> _Task to complete_:
In the entries below, copy only the lines from the one that contains "Extract the structured" through the last line, exactly, and omit any pictures.

Web page and app entries:
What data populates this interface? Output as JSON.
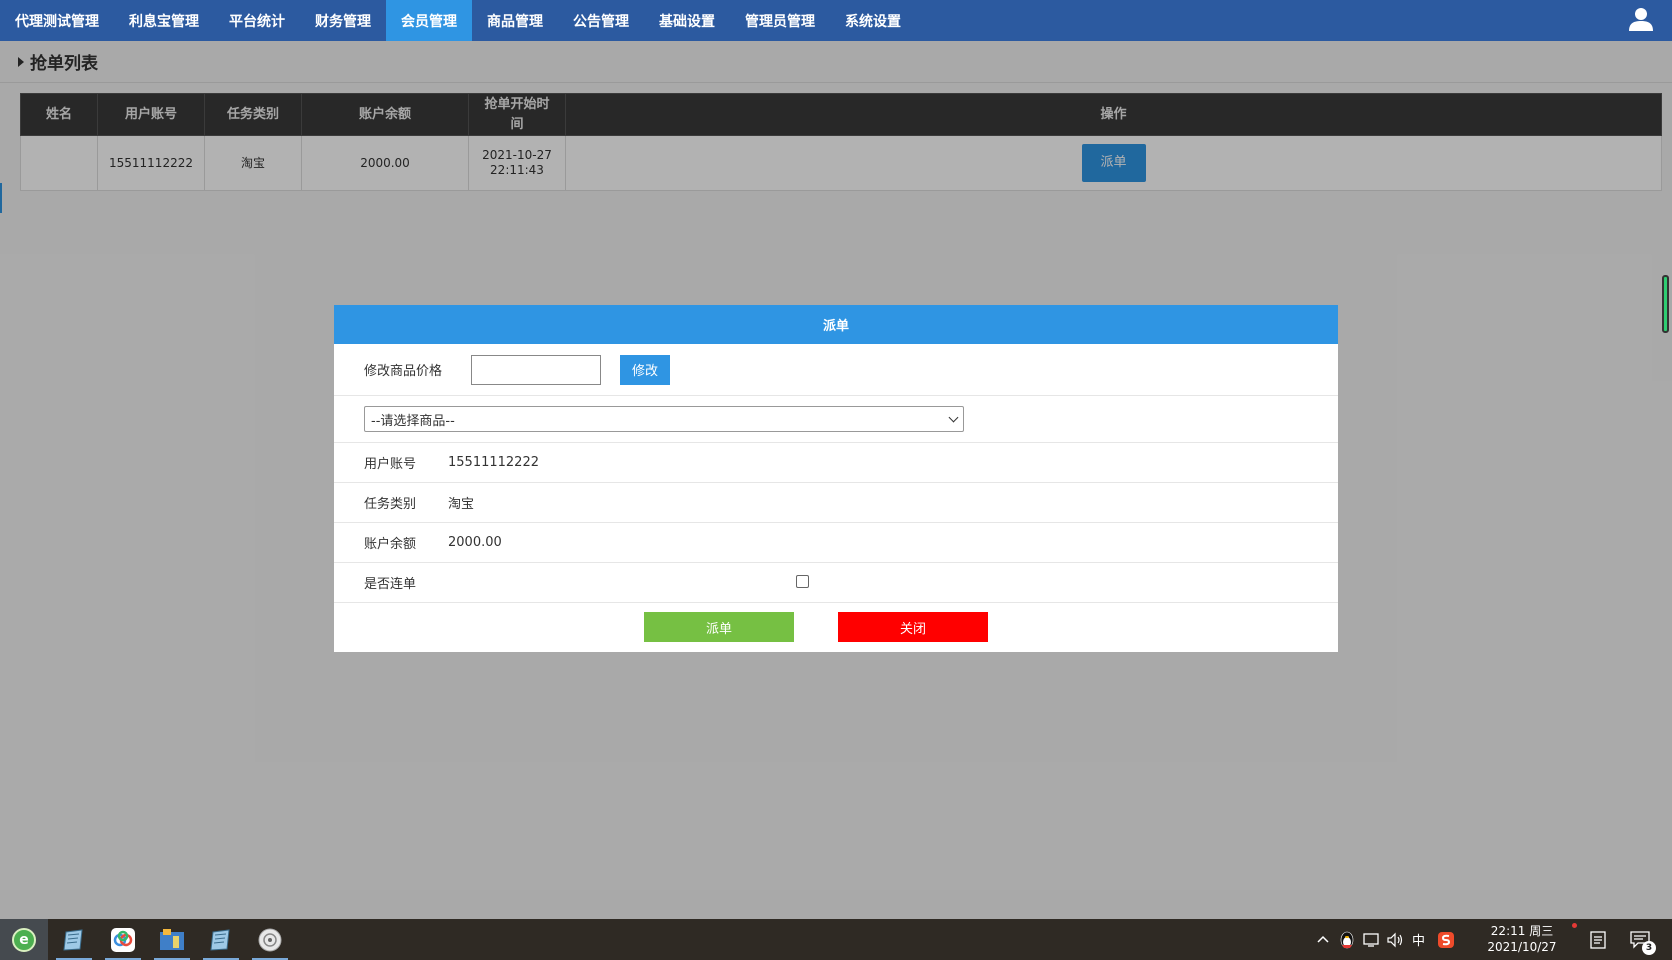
{
  "nav": {
    "items": [
      {
        "label": "代理测试管理"
      },
      {
        "label": "利息宝管理"
      },
      {
        "label": "平台统计"
      },
      {
        "label": "财务管理"
      },
      {
        "label": "会员管理",
        "active": true
      },
      {
        "label": "商品管理"
      },
      {
        "label": "公告管理"
      },
      {
        "label": "基础设置"
      },
      {
        "label": "管理员管理"
      },
      {
        "label": "系统设置"
      }
    ],
    "user_icon": "user-icon"
  },
  "page": {
    "title": "抢单列表"
  },
  "table": {
    "headers": [
      "姓名",
      "用户账号",
      "任务类别",
      "账户余额",
      "抢单开始时间",
      "操作"
    ],
    "rows": [
      {
        "name": "",
        "account": "15511112222",
        "task_type": "淘宝",
        "balance": "2000.00",
        "start_date": "2021-10-27",
        "start_time": "22:11:43",
        "action_label": "派单"
      }
    ]
  },
  "modal": {
    "title": "派单",
    "price_label": "修改商品价格",
    "price_value": "",
    "modify_label": "修改",
    "product_select": "--请选择商品--",
    "fields": [
      {
        "label": "用户账号",
        "value": "15511112222"
      },
      {
        "label": "任务类别",
        "value": "淘宝"
      },
      {
        "label": "账户余额",
        "value": "2000.00"
      }
    ],
    "continuous_label": "是否连单",
    "continuous_checked": false,
    "confirm_label": "派单",
    "close_label": "关闭"
  },
  "taskbar": {
    "tray": {
      "ime": "中"
    },
    "clock": {
      "time": "22:11 周三",
      "date": "2021/10/27"
    },
    "notification_count": "3"
  },
  "colors": {
    "nav_bg": "#2c5aa0",
    "accent": "#2f95e3",
    "confirm": "#76c043",
    "danger": "#ff0000"
  }
}
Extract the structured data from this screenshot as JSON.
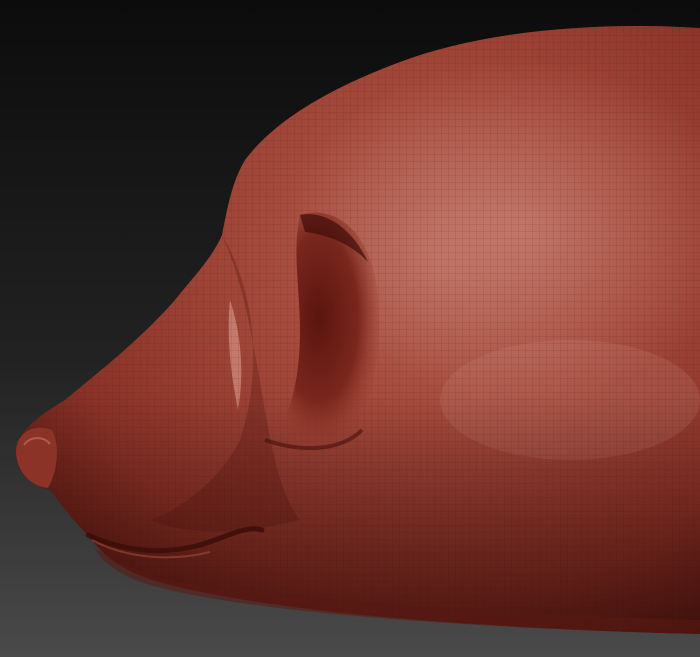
{
  "viewport": {
    "background_top": "#0c0c0c",
    "background_bottom": "#4a4a4a"
  },
  "model": {
    "subject": "sculpt-head-side-view",
    "material_base": "#9c4033",
    "material_shadow": "#4f140f",
    "material_highlight": "#c97b6e",
    "wireframe_color": "#3a0d09",
    "visible_wireframe": true
  }
}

> _Solution_:
Extract the structured data from this screenshot as JSON.
{
  "viewport": {
    "background_top": "#0c0c0c",
    "background_bottom": "#4a4a4a"
  },
  "model": {
    "subject": "sculpt-head-side-view",
    "material_base": "#9c4033",
    "material_shadow": "#4f140f",
    "material_highlight": "#c97b6e",
    "wireframe_color": "#3a0d09",
    "visible_wireframe": true
  }
}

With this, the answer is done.